╭─ SOURCE INFORMATION

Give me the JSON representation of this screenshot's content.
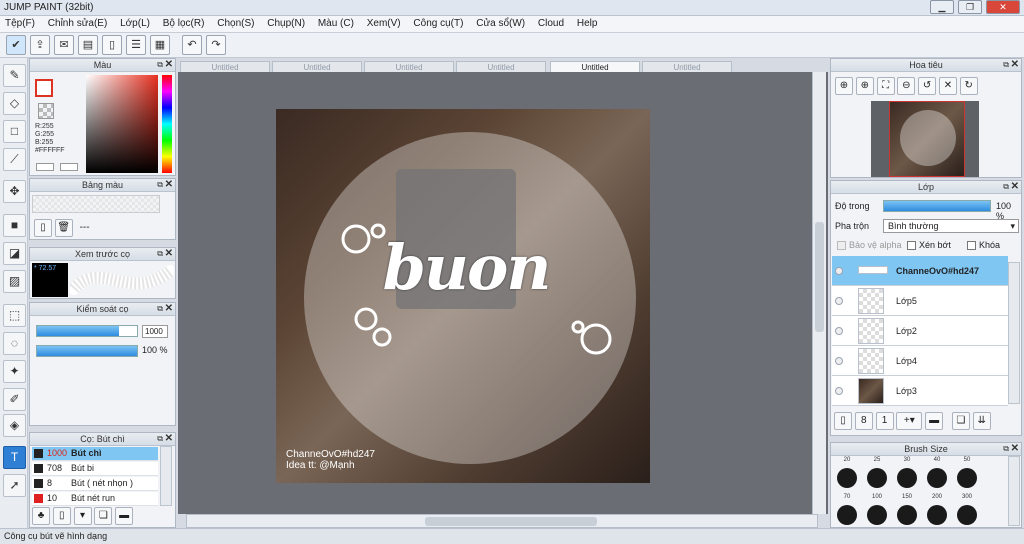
{
  "app": {
    "title": "JUMP PAINT (32bit)"
  },
  "window_controls": {
    "minimize": "▁",
    "restore": "❐",
    "close": "✕"
  },
  "menu": [
    "Tệp(F)",
    "Chỉnh sửa(E)",
    "Lớp(L)",
    "Bộ lọc(R)",
    "Chọn(S)",
    "Chụp(N)",
    "Màu (C)",
    "Xem(V)",
    "Công cụ(T)",
    "Cửa sổ(W)",
    "Cloud",
    "Help"
  ],
  "doc_tabs": [
    "Untitled",
    "Untitled",
    "Untitled",
    "Untitled",
    "Untitled",
    "Untitled"
  ],
  "color_panel": {
    "title": "Màu",
    "r": "R:255",
    "g": "G:255",
    "b": "B:255",
    "hex": "#FFFFFF"
  },
  "palette_panel": {
    "title": "Bảng màu",
    "value": "---"
  },
  "brush_preview": {
    "title": "Xem trước cọ",
    "size": "* 72.57"
  },
  "brush_control": {
    "title": "Kiểm soát cọ",
    "size_value": "1000",
    "opacity_value": "100 %",
    "size_fill": 0.82,
    "opacity_fill": 1.0
  },
  "brush_list": {
    "title": "Cọ: Bút chì",
    "items": [
      {
        "num": "1000",
        "name": "Bút chì",
        "color": "#222222",
        "selected": true
      },
      {
        "num": "708",
        "name": "Bút bi",
        "color": "#222222",
        "selected": false
      },
      {
        "num": "8",
        "name": "Bút ( nét nhọn )",
        "color": "#222222",
        "selected": false
      },
      {
        "num": "10",
        "name": "Bút nét run",
        "color": "#e02020",
        "selected": false
      }
    ]
  },
  "canvas": {
    "title_word": "buon",
    "caption_line1": "ChanneOvO#hd247",
    "caption_line2": "Idea tt: @Mạnh"
  },
  "navigator": {
    "title": "Hoa tiêu"
  },
  "layers_panel": {
    "title": "Lớp",
    "opacity_label": "Độ trong",
    "opacity_value": "100 %",
    "opacity_fill": 1.0,
    "blend_label": "Pha trộn",
    "blend_value": "Bình thường",
    "protect_alpha": "Bảo vệ alpha",
    "clip": "Xén bớt",
    "lock": "Khóa",
    "layers": [
      {
        "name": "ChanneOvO#hd247",
        "selected": true
      },
      {
        "name": "Lớp5",
        "selected": false
      },
      {
        "name": "Lớp2",
        "selected": false
      },
      {
        "name": "Lớp4",
        "selected": false
      },
      {
        "name": "Lớp3",
        "selected": false
      }
    ]
  },
  "brush_size": {
    "title": "Brush Size",
    "row1": [
      "20",
      "25",
      "30",
      "40",
      "50"
    ],
    "row2": [
      "70",
      "100",
      "150",
      "200",
      "300"
    ]
  },
  "status": {
    "text": "Công cụ bút vẽ hình dạng"
  }
}
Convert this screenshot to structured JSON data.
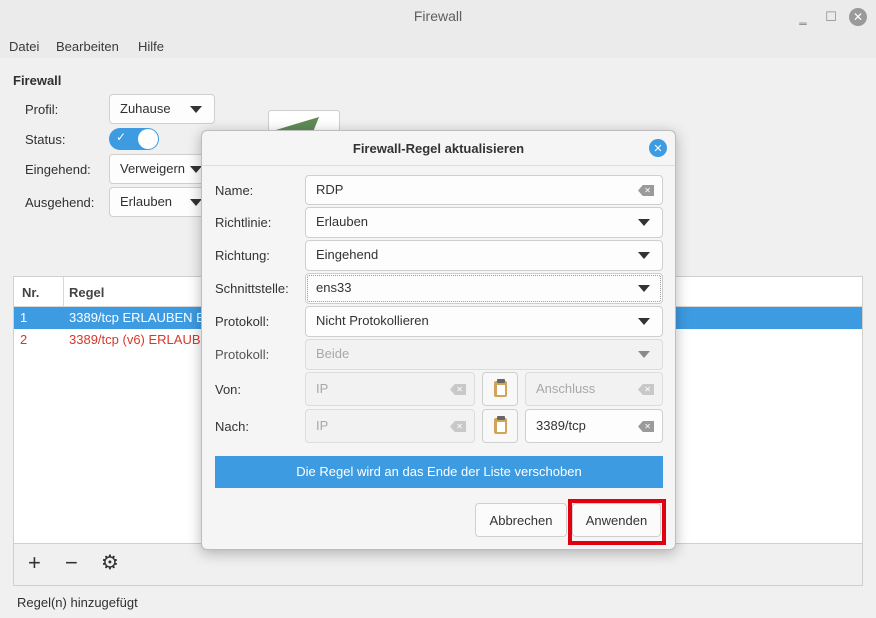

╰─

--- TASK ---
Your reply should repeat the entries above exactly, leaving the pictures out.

--- SOLUTION ---
Give me the JSON representation of this screenshot's content.
{
  "app": {
    "title": "JUMP PAINT (32bit)"
  },
  "window_controls": {
    "minimize": "▁",
    "restore": "❐",
    "close": "✕"
  },
  "menu": [
    "Tệp(F)",
    "Chỉnh sửa(E)",
    "Lớp(L)",
    "Bộ lọc(R)",
    "Chọn(S)",
    "Chụp(N)",
    "Màu (C)",
    "Xem(V)",
    "Công cụ(T)",
    "Cửa sổ(W)",
    "Cloud",
    "Help"
  ],
  "doc_tabs": [
    "Untitled",
    "Untitled",
    "Untitled",
    "Untitled",
    "Untitled",
    "Untitled"
  ],
  "color_panel": {
    "title": "Màu",
    "r": "R:255",
    "g": "G:255",
    "b": "B:255",
    "hex": "#FFFFFF"
  },
  "palette_panel": {
    "title": "Bảng màu",
    "value": "---"
  },
  "brush_preview": {
    "title": "Xem trước cọ",
    "size": "* 72.57"
  },
  "brush_control": {
    "title": "Kiểm soát cọ",
    "size_value": "1000",
    "opacity_value": "100 %",
    "size_fill": 0.82,
    "opacity_fill": 1.0
  },
  "brush_list": {
    "title": "Cọ: Bút chì",
    "items": [
      {
        "num": "1000",
        "name": "Bút chì",
        "color": "#222222",
        "selected": true
      },
      {
        "num": "708",
        "name": "Bút bi",
        "color": "#222222",
        "selected": false
      },
      {
        "num": "8",
        "name": "Bút ( nét nhọn )",
        "color": "#222222",
        "selected": false
      },
      {
        "num": "10",
        "name": "Bút nét run",
        "color": "#e02020",
        "selected": false
      }
    ]
  },
  "canvas": {
    "title_word": "buon",
    "caption_line1": "ChanneOvO#hd247",
    "caption_line2": "Idea tt: @Mạnh"
  },
  "navigator": {
    "title": "Hoa tiêu"
  },
  "layers_panel": {
    "title": "Lớp",
    "opacity_label": "Độ trong",
    "opacity_value": "100 %",
    "opacity_fill": 1.0,
    "blend_label": "Pha trộn",
    "blend_value": "Bình thường",
    "protect_alpha": "Bảo vệ alpha",
    "clip": "Xén bớt",
    "lock": "Khóa",
    "layers": [
      {
        "name": "ChanneOvO#hd247",
        "selected": true
      },
      {
        "name": "Lớp5",
        "selected": false
      },
      {
        "name": "Lớp2",
        "selected": false
      },
      {
        "name": "Lớp4",
        "selected": false
      },
      {
        "name": "Lớp3",
        "selected": false
      }
    ]
  },
  "brush_size": {
    "title": "Brush Size",
    "row1": [
      "20",
      "25",
      "30",
      "40",
      "50"
    ],
    "row2": [
      "70",
      "100",
      "150",
      "200",
      "300"
    ]
  },
  "status": {
    "text": "Công cụ bút vẽ hình dạng"
  }
}
Convert this screenshot to structured JSON data.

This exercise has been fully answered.